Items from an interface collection
________
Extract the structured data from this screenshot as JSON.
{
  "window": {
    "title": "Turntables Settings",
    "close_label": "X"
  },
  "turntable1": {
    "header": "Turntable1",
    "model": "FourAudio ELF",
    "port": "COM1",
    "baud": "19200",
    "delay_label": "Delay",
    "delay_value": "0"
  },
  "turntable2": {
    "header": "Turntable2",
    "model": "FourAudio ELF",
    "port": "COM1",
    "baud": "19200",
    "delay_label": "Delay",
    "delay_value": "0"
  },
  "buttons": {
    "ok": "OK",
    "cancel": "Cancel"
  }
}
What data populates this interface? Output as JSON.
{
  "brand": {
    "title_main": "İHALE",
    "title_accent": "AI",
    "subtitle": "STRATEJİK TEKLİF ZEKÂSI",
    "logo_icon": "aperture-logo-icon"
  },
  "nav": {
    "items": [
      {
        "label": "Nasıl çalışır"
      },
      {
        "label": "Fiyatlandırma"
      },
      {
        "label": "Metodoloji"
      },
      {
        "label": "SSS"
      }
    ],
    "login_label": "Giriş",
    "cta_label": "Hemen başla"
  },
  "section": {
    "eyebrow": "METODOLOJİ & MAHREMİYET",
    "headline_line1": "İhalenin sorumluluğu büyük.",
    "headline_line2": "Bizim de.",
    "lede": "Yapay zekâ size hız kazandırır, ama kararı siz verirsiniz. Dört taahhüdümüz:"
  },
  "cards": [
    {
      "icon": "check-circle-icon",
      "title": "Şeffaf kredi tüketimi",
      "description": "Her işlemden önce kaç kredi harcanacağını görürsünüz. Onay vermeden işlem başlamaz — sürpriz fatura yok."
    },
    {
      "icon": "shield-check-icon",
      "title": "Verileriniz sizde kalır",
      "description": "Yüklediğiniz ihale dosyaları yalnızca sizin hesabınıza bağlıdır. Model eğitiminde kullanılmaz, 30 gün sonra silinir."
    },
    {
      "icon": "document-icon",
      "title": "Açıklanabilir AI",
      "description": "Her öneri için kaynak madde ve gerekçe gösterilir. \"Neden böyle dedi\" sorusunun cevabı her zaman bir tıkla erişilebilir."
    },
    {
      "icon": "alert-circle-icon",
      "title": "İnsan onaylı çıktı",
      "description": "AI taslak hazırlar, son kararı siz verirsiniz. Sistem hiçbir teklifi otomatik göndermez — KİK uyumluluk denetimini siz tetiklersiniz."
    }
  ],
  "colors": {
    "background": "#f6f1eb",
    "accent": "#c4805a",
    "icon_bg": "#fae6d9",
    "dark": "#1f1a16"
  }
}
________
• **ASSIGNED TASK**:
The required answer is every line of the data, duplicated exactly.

• **SOLUTION**:
Extract the structured data from this screenshot as JSON.
{
  "window": {
    "title": "Turntables Settings",
    "close_label": "X"
  },
  "turntable1": {
    "header": "Turntable1",
    "model": "FourAudio ELF",
    "port": "COM1",
    "baud": "19200",
    "delay_label": "Delay",
    "delay_value": "0"
  },
  "turntable2": {
    "header": "Turntable2",
    "model": "FourAudio ELF",
    "port": "COM1",
    "baud": "19200",
    "delay_label": "Delay",
    "delay_value": "0"
  },
  "buttons": {
    "ok": "OK",
    "cancel": "Cancel"
  }
}
What data populates this interface? Output as JSON.
{
  "brand": {
    "title_main": "İHALE",
    "title_accent": "AI",
    "subtitle": "STRATEJİK TEKLİF ZEKÂSI",
    "logo_icon": "aperture-logo-icon"
  },
  "nav": {
    "items": [
      {
        "label": "Nasıl çalışır"
      },
      {
        "label": "Fiyatlandırma"
      },
      {
        "label": "Metodoloji"
      },
      {
        "label": "SSS"
      }
    ],
    "login_label": "Giriş",
    "cta_label": "Hemen başla"
  },
  "section": {
    "eyebrow": "METODOLOJİ & MAHREMİYET",
    "headline_line1": "İhalenin sorumluluğu büyük.",
    "headline_line2": "Bizim de.",
    "lede": "Yapay zekâ size hız kazandırır, ama kararı siz verirsiniz. Dört taahhüdümüz:"
  },
  "cards": [
    {
      "icon": "check-circle-icon",
      "title": "Şeffaf kredi tüketimi",
      "description": "Her işlemden önce kaç kredi harcanacağını görürsünüz. Onay vermeden işlem başlamaz — sürpriz fatura yok."
    },
    {
      "icon": "shield-check-icon",
      "title": "Verileriniz sizde kalır",
      "description": "Yüklediğiniz ihale dosyaları yalnızca sizin hesabınıza bağlıdır. Model eğitiminde kullanılmaz, 30 gün sonra silinir."
    },
    {
      "icon": "document-icon",
      "title": "Açıklanabilir AI",
      "description": "Her öneri için kaynak madde ve gerekçe gösterilir. \"Neden böyle dedi\" sorusunun cevabı her zaman bir tıkla erişilebilir."
    },
    {
      "icon": "alert-circle-icon",
      "title": "İnsan onaylı çıktı",
      "description": "AI taslak hazırlar, son kararı siz verirsiniz. Sistem hiçbir teklifi otomatik göndermez — KİK uyumluluk denetimini siz tetiklersiniz."
    }
  ],
  "colors": {
    "background": "#f6f1eb",
    "accent": "#c4805a",
    "icon_bg": "#fae6d9",
    "dark": "#1f1a16"
  }
}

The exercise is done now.